# INSTRUCTIONS TO FOLLOW
Report each line of the data that has "JSON" somewhere in it.

[Web page and app entries]
#####
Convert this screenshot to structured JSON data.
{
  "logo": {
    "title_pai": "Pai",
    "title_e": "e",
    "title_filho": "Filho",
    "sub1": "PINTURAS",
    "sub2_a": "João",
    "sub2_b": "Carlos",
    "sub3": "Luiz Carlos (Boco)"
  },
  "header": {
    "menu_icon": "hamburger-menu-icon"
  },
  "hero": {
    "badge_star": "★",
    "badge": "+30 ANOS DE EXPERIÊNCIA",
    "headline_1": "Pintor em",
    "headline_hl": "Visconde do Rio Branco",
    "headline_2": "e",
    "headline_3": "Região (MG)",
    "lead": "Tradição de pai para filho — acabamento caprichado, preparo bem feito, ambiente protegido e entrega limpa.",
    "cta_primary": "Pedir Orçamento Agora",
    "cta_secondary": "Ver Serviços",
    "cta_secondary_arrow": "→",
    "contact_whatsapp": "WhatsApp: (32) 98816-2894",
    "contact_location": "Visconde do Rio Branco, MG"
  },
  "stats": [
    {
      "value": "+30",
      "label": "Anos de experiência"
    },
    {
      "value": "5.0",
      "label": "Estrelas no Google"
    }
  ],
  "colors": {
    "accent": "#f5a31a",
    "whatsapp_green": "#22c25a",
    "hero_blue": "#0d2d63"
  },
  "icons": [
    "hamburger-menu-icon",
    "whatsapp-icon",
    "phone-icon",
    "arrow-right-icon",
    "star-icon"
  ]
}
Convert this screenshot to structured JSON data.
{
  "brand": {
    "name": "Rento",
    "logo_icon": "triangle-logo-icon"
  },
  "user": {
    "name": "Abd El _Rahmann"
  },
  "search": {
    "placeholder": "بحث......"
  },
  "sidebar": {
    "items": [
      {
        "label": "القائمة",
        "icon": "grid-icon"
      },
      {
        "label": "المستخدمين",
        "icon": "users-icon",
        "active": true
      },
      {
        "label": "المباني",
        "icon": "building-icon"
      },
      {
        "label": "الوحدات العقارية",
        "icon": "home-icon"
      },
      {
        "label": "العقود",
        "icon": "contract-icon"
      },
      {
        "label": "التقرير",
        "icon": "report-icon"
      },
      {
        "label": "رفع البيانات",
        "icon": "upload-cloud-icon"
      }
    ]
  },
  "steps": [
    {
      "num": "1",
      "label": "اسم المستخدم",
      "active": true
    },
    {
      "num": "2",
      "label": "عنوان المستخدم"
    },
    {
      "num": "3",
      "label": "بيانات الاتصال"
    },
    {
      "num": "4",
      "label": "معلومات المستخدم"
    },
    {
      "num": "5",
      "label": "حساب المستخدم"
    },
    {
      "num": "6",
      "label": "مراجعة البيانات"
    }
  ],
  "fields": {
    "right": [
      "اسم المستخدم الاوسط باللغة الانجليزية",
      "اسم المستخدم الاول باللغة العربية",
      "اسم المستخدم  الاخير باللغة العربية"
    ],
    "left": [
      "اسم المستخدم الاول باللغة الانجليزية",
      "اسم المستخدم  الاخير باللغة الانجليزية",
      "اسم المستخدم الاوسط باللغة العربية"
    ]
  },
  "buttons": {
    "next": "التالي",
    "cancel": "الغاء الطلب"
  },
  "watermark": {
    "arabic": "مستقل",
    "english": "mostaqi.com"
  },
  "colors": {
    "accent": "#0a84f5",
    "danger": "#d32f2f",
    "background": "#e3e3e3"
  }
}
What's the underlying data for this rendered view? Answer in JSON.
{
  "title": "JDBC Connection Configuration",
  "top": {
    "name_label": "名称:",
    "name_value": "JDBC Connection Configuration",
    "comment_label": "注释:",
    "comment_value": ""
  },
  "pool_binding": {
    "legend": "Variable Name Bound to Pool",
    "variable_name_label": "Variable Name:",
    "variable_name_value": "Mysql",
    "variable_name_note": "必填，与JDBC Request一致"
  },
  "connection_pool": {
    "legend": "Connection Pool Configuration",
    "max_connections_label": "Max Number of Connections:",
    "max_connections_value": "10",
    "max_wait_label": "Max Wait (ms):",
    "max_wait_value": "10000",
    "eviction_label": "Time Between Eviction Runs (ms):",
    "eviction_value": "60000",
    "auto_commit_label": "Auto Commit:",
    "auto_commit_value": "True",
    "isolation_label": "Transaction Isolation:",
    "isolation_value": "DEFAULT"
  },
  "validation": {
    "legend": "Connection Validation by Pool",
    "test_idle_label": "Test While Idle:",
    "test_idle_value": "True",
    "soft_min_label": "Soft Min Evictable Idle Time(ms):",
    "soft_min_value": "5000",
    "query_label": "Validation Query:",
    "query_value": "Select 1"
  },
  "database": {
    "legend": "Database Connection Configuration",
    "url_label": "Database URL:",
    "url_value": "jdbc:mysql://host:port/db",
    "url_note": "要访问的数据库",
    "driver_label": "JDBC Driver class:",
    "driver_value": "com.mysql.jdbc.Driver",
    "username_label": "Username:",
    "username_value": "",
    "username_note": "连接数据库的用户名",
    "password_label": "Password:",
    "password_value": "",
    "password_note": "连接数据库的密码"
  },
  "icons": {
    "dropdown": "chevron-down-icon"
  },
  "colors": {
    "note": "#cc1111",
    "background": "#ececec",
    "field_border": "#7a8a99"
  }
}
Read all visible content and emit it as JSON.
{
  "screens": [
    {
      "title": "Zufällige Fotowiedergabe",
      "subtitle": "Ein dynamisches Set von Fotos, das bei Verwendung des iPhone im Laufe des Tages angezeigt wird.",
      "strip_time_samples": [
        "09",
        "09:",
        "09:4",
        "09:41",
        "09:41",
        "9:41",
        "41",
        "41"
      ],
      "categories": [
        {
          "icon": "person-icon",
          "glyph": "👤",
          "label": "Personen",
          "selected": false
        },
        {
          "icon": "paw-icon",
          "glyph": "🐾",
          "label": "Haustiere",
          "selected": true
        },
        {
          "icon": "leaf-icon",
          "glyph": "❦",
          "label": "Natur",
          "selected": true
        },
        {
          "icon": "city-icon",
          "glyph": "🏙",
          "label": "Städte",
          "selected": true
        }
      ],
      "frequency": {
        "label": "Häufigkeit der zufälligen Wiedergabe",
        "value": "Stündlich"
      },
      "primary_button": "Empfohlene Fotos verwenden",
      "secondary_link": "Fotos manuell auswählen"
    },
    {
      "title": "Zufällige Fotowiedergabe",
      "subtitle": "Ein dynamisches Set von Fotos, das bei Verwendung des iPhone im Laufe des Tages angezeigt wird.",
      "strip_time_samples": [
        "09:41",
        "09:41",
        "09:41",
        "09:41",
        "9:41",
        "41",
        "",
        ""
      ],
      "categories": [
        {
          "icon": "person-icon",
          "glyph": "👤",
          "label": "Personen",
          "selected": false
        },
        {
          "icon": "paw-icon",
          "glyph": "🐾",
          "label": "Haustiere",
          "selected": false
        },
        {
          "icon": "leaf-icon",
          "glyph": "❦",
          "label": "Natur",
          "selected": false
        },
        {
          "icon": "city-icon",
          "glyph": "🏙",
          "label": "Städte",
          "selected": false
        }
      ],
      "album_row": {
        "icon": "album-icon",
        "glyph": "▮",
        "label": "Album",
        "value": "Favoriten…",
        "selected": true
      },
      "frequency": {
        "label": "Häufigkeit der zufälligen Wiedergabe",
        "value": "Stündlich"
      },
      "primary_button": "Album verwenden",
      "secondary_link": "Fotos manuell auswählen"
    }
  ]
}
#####
# THE COMPLETED TASK
Convert this screenshot to structured JSON data.
Convert this screenshot to structured JSON data.
What's the underlying data for this rendered view? Answer in JSON.
Read all visible content and emit it as JSON.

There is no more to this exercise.